**DIRECTIONS FOR THIS TASK**
Set down all of the data exactly. Pictures stay out of the copy.

Data records for software interfaces
━━━━

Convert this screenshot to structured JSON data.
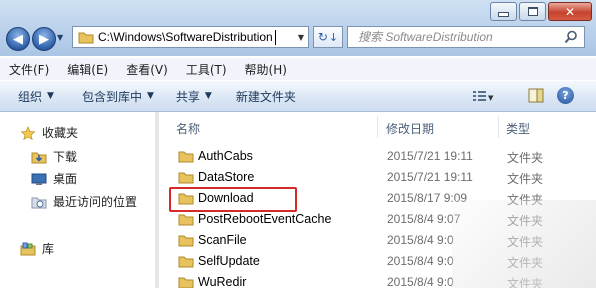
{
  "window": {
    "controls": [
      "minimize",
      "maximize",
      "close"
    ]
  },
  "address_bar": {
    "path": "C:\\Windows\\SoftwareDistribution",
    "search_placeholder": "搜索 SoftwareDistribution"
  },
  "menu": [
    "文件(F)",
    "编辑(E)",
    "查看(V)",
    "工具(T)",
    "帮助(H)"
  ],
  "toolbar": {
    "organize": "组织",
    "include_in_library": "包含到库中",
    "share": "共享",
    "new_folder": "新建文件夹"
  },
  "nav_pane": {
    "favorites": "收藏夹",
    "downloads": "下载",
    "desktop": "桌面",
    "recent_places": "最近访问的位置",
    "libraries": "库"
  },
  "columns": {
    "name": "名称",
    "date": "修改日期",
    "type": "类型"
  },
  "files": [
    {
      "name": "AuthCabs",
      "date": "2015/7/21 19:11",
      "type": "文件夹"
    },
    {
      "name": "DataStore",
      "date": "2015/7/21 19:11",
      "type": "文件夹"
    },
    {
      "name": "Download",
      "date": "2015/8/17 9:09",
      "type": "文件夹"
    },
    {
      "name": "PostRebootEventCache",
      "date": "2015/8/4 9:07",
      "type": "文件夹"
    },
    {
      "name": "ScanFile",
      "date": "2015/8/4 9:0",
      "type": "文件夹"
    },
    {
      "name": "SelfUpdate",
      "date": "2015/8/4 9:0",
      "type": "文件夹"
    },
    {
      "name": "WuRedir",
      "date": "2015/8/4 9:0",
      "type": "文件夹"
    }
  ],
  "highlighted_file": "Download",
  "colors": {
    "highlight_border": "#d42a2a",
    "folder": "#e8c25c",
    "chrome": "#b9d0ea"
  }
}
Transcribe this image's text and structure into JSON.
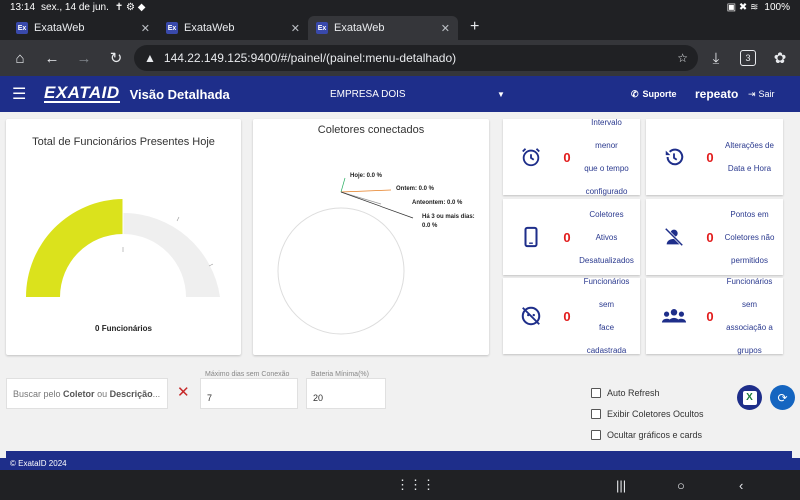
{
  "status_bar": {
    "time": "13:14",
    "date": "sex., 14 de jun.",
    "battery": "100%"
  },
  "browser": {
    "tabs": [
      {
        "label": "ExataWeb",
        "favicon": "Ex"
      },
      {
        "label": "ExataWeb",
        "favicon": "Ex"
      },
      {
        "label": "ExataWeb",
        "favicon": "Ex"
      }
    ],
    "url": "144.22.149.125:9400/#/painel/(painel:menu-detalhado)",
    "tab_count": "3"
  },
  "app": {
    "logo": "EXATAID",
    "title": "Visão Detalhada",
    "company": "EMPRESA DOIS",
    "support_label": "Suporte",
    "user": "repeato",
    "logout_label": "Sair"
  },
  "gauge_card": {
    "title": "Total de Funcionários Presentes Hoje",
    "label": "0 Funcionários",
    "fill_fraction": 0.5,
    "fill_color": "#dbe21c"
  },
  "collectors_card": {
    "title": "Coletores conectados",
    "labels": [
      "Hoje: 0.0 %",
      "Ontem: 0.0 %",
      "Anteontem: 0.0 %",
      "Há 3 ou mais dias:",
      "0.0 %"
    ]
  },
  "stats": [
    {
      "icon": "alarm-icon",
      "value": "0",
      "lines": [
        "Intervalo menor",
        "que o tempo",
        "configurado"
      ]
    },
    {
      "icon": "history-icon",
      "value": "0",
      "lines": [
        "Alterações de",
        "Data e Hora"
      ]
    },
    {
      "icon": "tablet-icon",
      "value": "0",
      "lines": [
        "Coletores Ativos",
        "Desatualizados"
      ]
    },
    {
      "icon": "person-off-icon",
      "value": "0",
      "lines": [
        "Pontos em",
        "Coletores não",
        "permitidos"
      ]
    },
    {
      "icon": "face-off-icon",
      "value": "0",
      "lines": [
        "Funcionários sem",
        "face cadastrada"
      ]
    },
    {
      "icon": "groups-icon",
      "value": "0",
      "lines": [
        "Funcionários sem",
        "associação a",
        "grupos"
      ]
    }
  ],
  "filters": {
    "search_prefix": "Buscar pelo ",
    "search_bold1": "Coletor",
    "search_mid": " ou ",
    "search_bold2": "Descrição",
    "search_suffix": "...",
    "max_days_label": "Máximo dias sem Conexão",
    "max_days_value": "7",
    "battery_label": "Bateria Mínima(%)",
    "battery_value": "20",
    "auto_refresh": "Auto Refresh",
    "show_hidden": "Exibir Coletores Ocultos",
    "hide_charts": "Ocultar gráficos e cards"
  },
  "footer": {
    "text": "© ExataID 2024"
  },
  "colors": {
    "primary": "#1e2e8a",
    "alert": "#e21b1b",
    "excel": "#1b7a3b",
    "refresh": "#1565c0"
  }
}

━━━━

**FINISHED TASK**
Convert this screenshot to structured JSON data.
{
  "window": {
    "controls": [
      "minimize",
      "maximize",
      "close"
    ]
  },
  "address_bar": {
    "path": "C:\\Windows\\SoftwareDistribution",
    "search_placeholder": "搜索 SoftwareDistribution"
  },
  "menu": [
    "文件(F)",
    "编辑(E)",
    "查看(V)",
    "工具(T)",
    "帮助(H)"
  ],
  "toolbar": {
    "organize": "组织",
    "include_in_library": "包含到库中",
    "share": "共享",
    "new_folder": "新建文件夹"
  },
  "nav_pane": {
    "favorites": "收藏夹",
    "downloads": "下载",
    "desktop": "桌面",
    "recent_places": "最近访问的位置",
    "libraries": "库"
  },
  "columns": {
    "name": "名称",
    "date": "修改日期",
    "type": "类型"
  },
  "files": [
    {
      "name": "AuthCabs",
      "date": "2015/7/21 19:11",
      "type": "文件夹"
    },
    {
      "name": "DataStore",
      "date": "2015/7/21 19:11",
      "type": "文件夹"
    },
    {
      "name": "Download",
      "date": "2015/8/17 9:09",
      "type": "文件夹"
    },
    {
      "name": "PostRebootEventCache",
      "date": "2015/8/4 9:07",
      "type": "文件夹"
    },
    {
      "name": "ScanFile",
      "date": "2015/8/4 9:0",
      "type": "文件夹"
    },
    {
      "name": "SelfUpdate",
      "date": "2015/8/4 9:0",
      "type": "文件夹"
    },
    {
      "name": "WuRedir",
      "date": "2015/8/4 9:0",
      "type": "文件夹"
    }
  ],
  "highlighted_file": "Download",
  "colors": {
    "highlight_border": "#d42a2a",
    "folder": "#e8c25c",
    "chrome": "#b9d0ea"
  }
}
Transcribe this image's text and structure into JSON.
{
  "status_bar": {
    "time": "13:14",
    "date": "sex., 14 de jun.",
    "battery": "100%"
  },
  "browser": {
    "tabs": [
      {
        "label": "ExataWeb",
        "favicon": "Ex"
      },
      {
        "label": "ExataWeb",
        "favicon": "Ex"
      },
      {
        "label": "ExataWeb",
        "favicon": "Ex"
      }
    ],
    "url": "144.22.149.125:9400/#/painel/(painel:menu-detalhado)",
    "tab_count": "3"
  },
  "app": {
    "logo": "EXATAID",
    "title": "Visão Detalhada",
    "company": "EMPRESA DOIS",
    "support_label": "Suporte",
    "user": "repeato",
    "logout_label": "Sair"
  },
  "gauge_card": {
    "title": "Total de Funcionários Presentes Hoje",
    "label": "0 Funcionários",
    "fill_fraction": 0.5,
    "fill_color": "#dbe21c"
  },
  "collectors_card": {
    "title": "Coletores conectados",
    "labels": [
      "Hoje: 0.0 %",
      "Ontem: 0.0 %",
      "Anteontem: 0.0 %",
      "Há 3 ou mais dias:",
      "0.0 %"
    ]
  },
  "stats": [
    {
      "icon": "alarm-icon",
      "value": "0",
      "lines": [
        "Intervalo menor",
        "que o tempo",
        "configurado"
      ]
    },
    {
      "icon": "history-icon",
      "value": "0",
      "lines": [
        "Alterações de",
        "Data e Hora"
      ]
    },
    {
      "icon": "tablet-icon",
      "value": "0",
      "lines": [
        "Coletores Ativos",
        "Desatualizados"
      ]
    },
    {
      "icon": "person-off-icon",
      "value": "0",
      "lines": [
        "Pontos em",
        "Coletores não",
        "permitidos"
      ]
    },
    {
      "icon": "face-off-icon",
      "value": "0",
      "lines": [
        "Funcionários sem",
        "face cadastrada"
      ]
    },
    {
      "icon": "groups-icon",
      "value": "0",
      "lines": [
        "Funcionários sem",
        "associação a",
        "grupos"
      ]
    }
  ],
  "filters": {
    "search_prefix": "Buscar pelo ",
    "search_bold1": "Coletor",
    "search_mid": " ou ",
    "search_bold2": "Descrição",
    "search_suffix": "...",
    "max_days_label": "Máximo dias sem Conexão",
    "max_days_value": "7",
    "battery_label": "Bateria Mínima(%)",
    "battery_value": "20",
    "auto_refresh": "Auto Refresh",
    "show_hidden": "Exibir Coletores Ocultos",
    "hide_charts": "Ocultar gráficos e cards"
  },
  "footer": {
    "text": "© ExataID 2024"
  },
  "colors": {
    "primary": "#1e2e8a",
    "alert": "#e21b1b",
    "excel": "#1b7a3b",
    "refresh": "#1565c0"
  }
}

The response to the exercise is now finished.